- REQUIREMENT:
Search term "emoji": please copy every line of the records below that contains it.

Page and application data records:
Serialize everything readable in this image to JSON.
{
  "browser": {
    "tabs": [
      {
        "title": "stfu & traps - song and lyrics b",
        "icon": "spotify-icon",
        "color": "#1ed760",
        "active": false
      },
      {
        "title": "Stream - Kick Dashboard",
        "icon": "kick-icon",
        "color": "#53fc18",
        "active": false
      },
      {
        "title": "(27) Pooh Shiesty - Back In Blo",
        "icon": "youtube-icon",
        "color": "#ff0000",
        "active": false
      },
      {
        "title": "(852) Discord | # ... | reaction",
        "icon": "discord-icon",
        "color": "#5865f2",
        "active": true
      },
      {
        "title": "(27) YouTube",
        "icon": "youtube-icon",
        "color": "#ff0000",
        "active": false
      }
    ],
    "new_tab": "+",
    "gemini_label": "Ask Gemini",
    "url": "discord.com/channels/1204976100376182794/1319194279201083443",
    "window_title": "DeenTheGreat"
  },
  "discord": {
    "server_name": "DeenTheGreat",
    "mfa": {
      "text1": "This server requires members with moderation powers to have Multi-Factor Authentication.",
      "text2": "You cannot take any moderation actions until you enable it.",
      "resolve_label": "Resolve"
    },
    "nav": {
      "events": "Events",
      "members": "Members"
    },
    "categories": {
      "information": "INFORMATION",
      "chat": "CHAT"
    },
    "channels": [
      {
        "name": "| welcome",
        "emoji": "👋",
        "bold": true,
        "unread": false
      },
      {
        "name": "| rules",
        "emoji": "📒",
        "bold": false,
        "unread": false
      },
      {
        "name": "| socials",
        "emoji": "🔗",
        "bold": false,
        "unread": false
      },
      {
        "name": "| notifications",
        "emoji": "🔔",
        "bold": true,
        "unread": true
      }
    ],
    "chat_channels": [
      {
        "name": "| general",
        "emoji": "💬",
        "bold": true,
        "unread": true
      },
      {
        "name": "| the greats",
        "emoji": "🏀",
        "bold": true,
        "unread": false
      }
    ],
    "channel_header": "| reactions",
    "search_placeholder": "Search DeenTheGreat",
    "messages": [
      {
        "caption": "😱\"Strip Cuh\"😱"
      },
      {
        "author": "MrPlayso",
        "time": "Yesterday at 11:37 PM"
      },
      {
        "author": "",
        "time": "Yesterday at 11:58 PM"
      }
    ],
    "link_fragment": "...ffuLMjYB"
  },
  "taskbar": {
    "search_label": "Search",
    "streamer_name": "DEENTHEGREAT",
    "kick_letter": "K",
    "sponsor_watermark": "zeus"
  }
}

- ANSWER TO THIS TASK:
        "emoji": "👋",
        "emoji": "📒",
        "emoji": "🔗",
        "emoji": "🔔",
        "emoji": "💬",
        "emoji": "🏀",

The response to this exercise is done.